You all believe in different ways, but your belief has no reality whatsoever. Reality is what you are, what you do, what you think, and your belief in God is merely an escape from your monotonous, stupid and cruel life. Furthermore, belief invariably divides people: there is the Hindu, the Buddhist, the Christian, the communist, the socialist, the capitalist and so on. Belief, idea, divides; it never brings people together. You may bring a few people together in a group but that group is opposed to another group. Ideas and beliefs are never unifying; on the contrary, they are separative, disintegrating and destructive. Therefore your belief in God is really spreading misery in the world; though it may have brought you momentary consolation, in actuality it has brought you more misery and destruction in the form of wars, famines, class divisions and the ruthless action of separate individuals. So your belief has no validity at all. If you really believed in God, if it were a real experience to you, then your face would have a smile; you would not be destroying human beings.

Now, what is reality, what is God? God is not the word, the word is not the thing. To know that which is immeasurable, which is not of time, the mind must be free of time, which means the mind must be free from all thought, from all ideas about God. What do you know about God or truth?, You do not really know anything about that reality. All that you know are words, the experiences of others or some moments of rather vague experience of your own. Surely that is not God, that is not reality, that is not beyond the field of time. To know that which is beyond time, the process of time must be understood, time being thought, the process of becoming, the accumulation of knowledge. That is the whole background of the mind; the mind itself is the background, both the conscious and the unconscious, the collective and the individual. So the mind must be free of the known, which means the mind must be completely silent, not made silent. The mind that achieves silence as a result, as the outcome of determined action, of practice, of discipline, is not a silent mind. The mind that is forced, controlled, shaped, put into a frame and kept quiet, is not a still mind. You may succeed for a period of time in forcing the mind to be superficially silent, but such a mind is not a still mind. Stillness comes only when you understand the whole process of thought, because to understand the process is to end it and the ending of the process of thought is the beginning of silence.

Only when the mind is completely silent not only on the upper level but fundamentally, right through, on both the superficial and the deeper levels of consciousness – only then can the unknown come into being. The unknown is not something to be experienced by the mind; silence alone can be experienced, nothing but silence. If the mind experiences anything but silence, it is merely projecting its own desires and such a mind is not silent; so long as the mind is not silent, so long as thought in any form, conscious or unconscious, is in movement, there can be no silence. Silence is freedom from the past, from knowledge, from both conscious and unconscious memory; when the mind is completely silent, not in use, when there is the silence which is not a product of effort, then only does the timeless, the eternal come into being. That state is not a state of remembering – there is no entity that remembers, that experiences.

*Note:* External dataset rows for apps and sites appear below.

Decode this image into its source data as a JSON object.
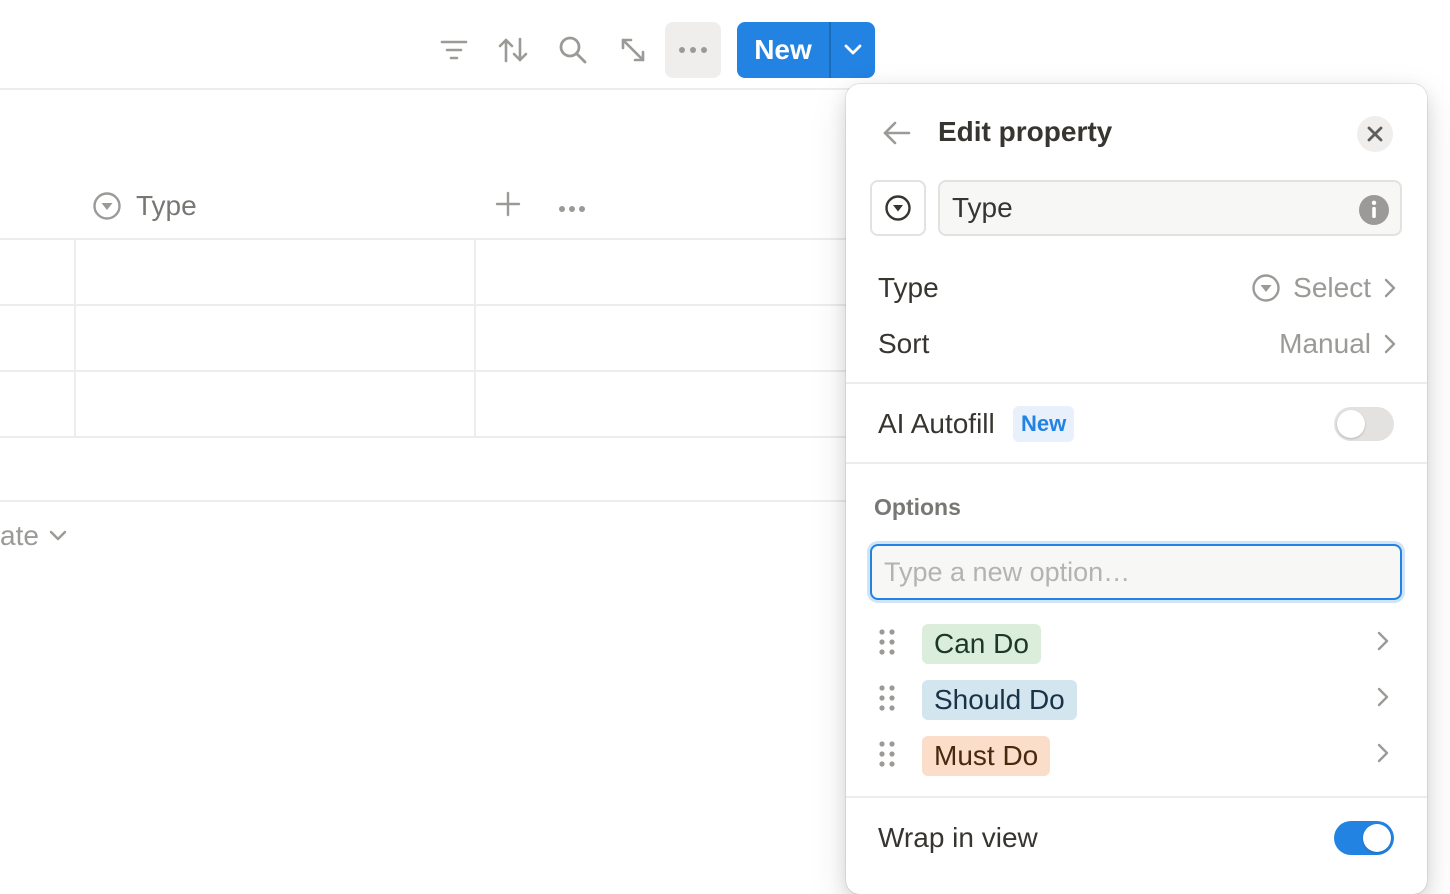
{
  "toolbar": {
    "icons": [
      "filter-icon",
      "sort-icon",
      "search-icon",
      "expand-icon",
      "more-icon"
    ],
    "new_label": "New"
  },
  "table": {
    "column_header": "Type",
    "group_label_partial": "ate"
  },
  "panel": {
    "title": "Edit property",
    "name_value": "Type",
    "type_label": "Type",
    "type_value": "Select",
    "sort_label": "Sort",
    "sort_value": "Manual",
    "ai_autofill_label": "AI Autofill",
    "ai_autofill_badge": "New",
    "ai_autofill_on": false,
    "options_heading": "Options",
    "option_placeholder": "Type a new option…",
    "options": [
      {
        "label": "Can Do",
        "bg": "#dbeddb",
        "fg": "#1c3829"
      },
      {
        "label": "Should Do",
        "bg": "#d3e5ef",
        "fg": "#183347"
      },
      {
        "label": "Must Do",
        "bg": "#fadec9",
        "fg": "#49290e"
      }
    ],
    "wrap_label": "Wrap in view",
    "wrap_on": true
  },
  "colors": {
    "accent": "#2383e2",
    "toggle_off": "#e3e2e0"
  }
}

Therefore God or truth or what you will is a thing that comes into being from moment to moment, and it happens only in a state of freedom and spontaneity, not when the mind is disciplined according to a pattern. God is not a thing of the mind, it does not come through self-projection, it comes only when there is virtue, which is freedom. Virtue is facing the fact of what is and the facing of the fact is a state of bliss. Only when the mind is blissful, quiet, without any movement of its own, without the projection of thought, conscious or unconscious – only then does the eternal come into being.